··· PROVIDED RECORDS ···

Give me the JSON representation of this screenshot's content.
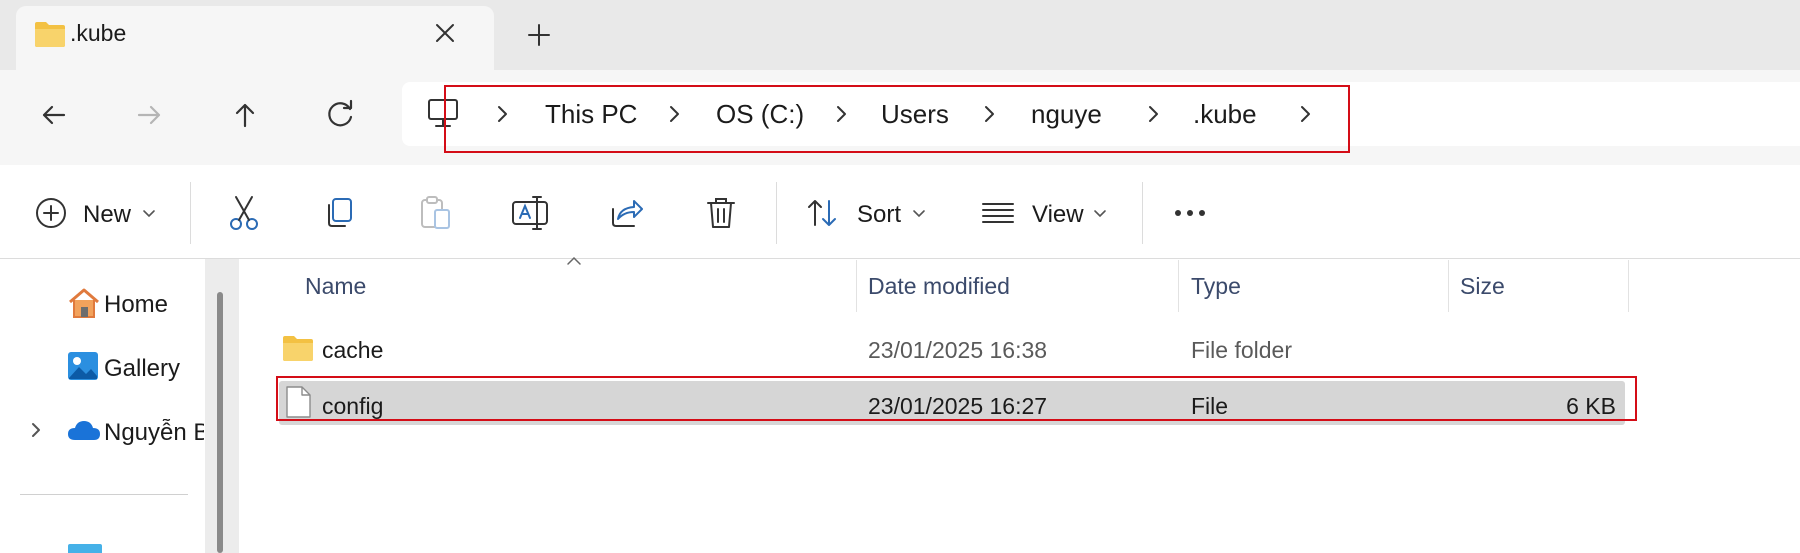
{
  "tab": {
    "title": ".kube",
    "close_icon": "close-icon",
    "new_tab_icon": "plus-icon"
  },
  "nav": {
    "back_icon": "arrow-left-icon",
    "forward_icon": "arrow-right-icon",
    "up_icon": "arrow-up-icon",
    "refresh_icon": "refresh-icon"
  },
  "breadcrumb": {
    "root_icon": "computer-icon",
    "items": [
      "This PC",
      "OS (C:)",
      "Users",
      "nguye",
      ".kube"
    ]
  },
  "toolbar": {
    "new_label": "New",
    "sort_label": "Sort",
    "view_label": "View",
    "icons": [
      "cut-icon",
      "copy-icon",
      "paste-icon",
      "rename-icon",
      "share-icon",
      "delete-icon",
      "more-icon"
    ]
  },
  "sidebar": {
    "items": [
      {
        "label": "Home",
        "icon": "home-icon"
      },
      {
        "label": "Gallery",
        "icon": "gallery-icon"
      },
      {
        "label": "Nguyễn B",
        "icon": "onedrive-cloud-icon"
      }
    ]
  },
  "file_list": {
    "columns": [
      "Name",
      "Date modified",
      "Type",
      "Size"
    ],
    "rows": [
      {
        "name": "cache",
        "date": "23/01/2025 16:38",
        "type": "File folder",
        "size": "",
        "icon": "folder-icon"
      },
      {
        "name": "config",
        "date": "23/01/2025 16:27",
        "type": "File",
        "size": "6 KB",
        "icon": "file-icon",
        "selected": true
      }
    ]
  },
  "colors": {
    "highlight_box": "#d40d17",
    "folder": "#f3c143",
    "selected_row": "#d6d6d6"
  }
}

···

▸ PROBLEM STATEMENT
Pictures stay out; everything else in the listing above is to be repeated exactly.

▸ THE ANSWER
Give me the JSON representation of this screenshot's content.
{
  "tab": {
    "title": ".kube",
    "close_icon": "close-icon",
    "new_tab_icon": "plus-icon"
  },
  "nav": {
    "back_icon": "arrow-left-icon",
    "forward_icon": "arrow-right-icon",
    "up_icon": "arrow-up-icon",
    "refresh_icon": "refresh-icon"
  },
  "breadcrumb": {
    "root_icon": "computer-icon",
    "items": [
      "This PC",
      "OS (C:)",
      "Users",
      "nguye",
      ".kube"
    ]
  },
  "toolbar": {
    "new_label": "New",
    "sort_label": "Sort",
    "view_label": "View",
    "icons": [
      "cut-icon",
      "copy-icon",
      "paste-icon",
      "rename-icon",
      "share-icon",
      "delete-icon",
      "more-icon"
    ]
  },
  "sidebar": {
    "items": [
      {
        "label": "Home",
        "icon": "home-icon"
      },
      {
        "label": "Gallery",
        "icon": "gallery-icon"
      },
      {
        "label": "Nguyễn B",
        "icon": "onedrive-cloud-icon"
      }
    ]
  },
  "file_list": {
    "columns": [
      "Name",
      "Date modified",
      "Type",
      "Size"
    ],
    "rows": [
      {
        "name": "cache",
        "date": "23/01/2025 16:38",
        "type": "File folder",
        "size": "",
        "icon": "folder-icon"
      },
      {
        "name": "config",
        "date": "23/01/2025 16:27",
        "type": "File",
        "size": "6 KB",
        "icon": "file-icon",
        "selected": true
      }
    ]
  },
  "colors": {
    "highlight_box": "#d40d17",
    "folder": "#f3c143",
    "selected_row": "#d6d6d6"
  }
}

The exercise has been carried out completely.